INFORMATION SUPPLIED:
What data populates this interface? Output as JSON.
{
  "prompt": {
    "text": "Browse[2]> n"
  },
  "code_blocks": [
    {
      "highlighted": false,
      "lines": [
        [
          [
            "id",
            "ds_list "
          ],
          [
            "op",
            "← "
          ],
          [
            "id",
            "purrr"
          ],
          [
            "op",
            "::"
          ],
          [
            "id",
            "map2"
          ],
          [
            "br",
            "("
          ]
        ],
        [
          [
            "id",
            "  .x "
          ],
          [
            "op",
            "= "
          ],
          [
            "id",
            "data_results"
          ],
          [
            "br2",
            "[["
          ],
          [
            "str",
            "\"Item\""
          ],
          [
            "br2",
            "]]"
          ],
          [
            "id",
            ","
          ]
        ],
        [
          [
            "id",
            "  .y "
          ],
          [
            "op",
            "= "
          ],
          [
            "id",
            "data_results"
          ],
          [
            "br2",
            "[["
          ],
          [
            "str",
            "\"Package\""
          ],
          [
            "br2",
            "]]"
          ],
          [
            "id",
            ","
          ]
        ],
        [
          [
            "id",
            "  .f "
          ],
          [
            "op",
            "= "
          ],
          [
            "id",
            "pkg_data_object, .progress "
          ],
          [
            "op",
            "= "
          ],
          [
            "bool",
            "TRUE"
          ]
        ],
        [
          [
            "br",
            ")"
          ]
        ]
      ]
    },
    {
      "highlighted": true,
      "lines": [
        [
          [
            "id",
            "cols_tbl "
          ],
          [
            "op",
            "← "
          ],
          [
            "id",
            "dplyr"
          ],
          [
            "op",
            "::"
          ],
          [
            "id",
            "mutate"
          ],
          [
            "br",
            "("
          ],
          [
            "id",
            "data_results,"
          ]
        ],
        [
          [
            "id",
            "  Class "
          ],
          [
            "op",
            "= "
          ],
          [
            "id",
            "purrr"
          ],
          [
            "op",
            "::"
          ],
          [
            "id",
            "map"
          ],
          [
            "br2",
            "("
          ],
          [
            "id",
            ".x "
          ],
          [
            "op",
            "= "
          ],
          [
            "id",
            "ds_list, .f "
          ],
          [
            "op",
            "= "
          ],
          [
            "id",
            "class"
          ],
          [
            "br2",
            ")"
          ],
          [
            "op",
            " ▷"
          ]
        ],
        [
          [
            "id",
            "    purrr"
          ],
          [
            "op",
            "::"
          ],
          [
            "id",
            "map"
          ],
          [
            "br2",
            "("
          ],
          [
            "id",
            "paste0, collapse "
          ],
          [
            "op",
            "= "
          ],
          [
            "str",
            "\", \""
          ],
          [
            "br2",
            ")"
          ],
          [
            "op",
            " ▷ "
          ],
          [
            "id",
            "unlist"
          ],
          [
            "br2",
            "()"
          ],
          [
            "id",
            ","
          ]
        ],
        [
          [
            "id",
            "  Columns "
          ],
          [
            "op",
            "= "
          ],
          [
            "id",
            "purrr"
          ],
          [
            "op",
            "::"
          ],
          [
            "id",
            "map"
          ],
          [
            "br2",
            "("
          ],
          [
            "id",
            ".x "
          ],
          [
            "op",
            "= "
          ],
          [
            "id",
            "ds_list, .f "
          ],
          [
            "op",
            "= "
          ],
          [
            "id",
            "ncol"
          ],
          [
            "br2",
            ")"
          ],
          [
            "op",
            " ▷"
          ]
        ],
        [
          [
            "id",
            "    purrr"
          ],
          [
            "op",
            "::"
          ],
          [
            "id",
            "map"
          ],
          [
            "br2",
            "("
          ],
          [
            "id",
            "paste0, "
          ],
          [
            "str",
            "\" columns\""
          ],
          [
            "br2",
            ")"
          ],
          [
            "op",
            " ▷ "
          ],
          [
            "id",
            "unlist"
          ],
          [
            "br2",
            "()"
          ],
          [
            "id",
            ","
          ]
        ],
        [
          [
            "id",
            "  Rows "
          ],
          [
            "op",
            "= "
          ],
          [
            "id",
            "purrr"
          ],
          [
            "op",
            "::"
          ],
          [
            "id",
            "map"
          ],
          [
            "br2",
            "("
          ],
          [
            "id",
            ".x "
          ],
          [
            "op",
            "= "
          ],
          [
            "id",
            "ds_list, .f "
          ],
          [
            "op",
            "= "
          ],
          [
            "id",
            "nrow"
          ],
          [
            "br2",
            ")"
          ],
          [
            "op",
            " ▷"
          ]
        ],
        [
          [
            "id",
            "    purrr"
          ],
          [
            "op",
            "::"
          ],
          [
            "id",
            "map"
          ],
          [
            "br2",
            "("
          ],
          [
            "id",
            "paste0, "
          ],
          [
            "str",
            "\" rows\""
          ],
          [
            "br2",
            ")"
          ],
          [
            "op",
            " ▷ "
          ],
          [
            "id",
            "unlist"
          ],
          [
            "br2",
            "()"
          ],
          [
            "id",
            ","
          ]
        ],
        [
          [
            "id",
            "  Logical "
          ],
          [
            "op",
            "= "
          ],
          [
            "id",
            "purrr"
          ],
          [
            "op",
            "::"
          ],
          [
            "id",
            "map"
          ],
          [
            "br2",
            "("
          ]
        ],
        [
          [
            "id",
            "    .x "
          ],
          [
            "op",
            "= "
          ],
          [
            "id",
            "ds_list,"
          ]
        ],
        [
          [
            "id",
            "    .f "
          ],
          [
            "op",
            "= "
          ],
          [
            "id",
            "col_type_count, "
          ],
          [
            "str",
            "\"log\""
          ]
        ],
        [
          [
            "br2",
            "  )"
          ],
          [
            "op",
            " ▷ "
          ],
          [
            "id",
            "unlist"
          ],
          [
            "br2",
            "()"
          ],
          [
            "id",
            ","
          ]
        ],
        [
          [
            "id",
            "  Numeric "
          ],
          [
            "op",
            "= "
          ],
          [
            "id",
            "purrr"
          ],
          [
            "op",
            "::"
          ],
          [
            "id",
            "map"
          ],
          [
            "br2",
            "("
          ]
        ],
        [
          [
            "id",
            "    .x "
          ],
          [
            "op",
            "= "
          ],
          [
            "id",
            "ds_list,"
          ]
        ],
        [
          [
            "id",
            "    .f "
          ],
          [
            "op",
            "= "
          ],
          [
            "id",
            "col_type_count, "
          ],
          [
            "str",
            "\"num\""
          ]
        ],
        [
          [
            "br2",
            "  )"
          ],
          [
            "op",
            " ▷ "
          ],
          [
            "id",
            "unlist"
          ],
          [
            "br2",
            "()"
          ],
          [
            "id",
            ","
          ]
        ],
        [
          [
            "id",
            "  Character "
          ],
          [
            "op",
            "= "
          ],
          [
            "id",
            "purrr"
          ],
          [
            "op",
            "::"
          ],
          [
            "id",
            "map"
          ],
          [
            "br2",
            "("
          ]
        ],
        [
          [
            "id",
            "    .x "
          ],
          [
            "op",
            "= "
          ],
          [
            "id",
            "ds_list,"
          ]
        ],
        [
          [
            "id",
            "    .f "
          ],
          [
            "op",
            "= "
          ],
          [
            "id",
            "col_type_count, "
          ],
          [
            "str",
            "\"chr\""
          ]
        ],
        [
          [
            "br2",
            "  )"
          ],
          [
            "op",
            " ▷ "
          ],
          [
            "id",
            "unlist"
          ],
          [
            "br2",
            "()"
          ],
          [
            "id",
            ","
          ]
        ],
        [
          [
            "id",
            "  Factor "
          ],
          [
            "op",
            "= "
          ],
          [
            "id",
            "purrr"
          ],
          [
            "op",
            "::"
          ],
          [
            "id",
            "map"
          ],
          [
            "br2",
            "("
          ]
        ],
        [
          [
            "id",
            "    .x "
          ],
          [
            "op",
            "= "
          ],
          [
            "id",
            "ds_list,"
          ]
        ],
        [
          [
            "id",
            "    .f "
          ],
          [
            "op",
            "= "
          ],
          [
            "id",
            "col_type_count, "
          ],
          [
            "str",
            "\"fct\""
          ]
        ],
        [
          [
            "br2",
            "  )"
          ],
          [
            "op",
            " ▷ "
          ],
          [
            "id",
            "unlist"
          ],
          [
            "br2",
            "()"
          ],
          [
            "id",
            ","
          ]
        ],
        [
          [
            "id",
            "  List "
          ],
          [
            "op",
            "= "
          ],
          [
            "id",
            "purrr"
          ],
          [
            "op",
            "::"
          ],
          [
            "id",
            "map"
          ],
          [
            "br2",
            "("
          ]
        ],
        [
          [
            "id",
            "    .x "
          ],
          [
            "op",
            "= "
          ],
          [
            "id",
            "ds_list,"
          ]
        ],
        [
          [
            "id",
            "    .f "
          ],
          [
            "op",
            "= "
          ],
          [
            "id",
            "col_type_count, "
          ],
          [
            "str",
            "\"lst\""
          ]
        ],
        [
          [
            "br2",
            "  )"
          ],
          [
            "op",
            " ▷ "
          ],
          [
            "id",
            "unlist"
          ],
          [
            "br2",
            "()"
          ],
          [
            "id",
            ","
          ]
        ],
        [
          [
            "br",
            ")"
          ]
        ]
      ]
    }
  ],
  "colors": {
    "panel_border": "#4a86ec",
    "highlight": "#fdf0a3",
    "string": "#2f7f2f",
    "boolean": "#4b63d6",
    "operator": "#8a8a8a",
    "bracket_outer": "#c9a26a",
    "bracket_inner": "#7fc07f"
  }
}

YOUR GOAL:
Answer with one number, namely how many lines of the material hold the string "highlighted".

RESULT FOR THIS EXERCISE:
2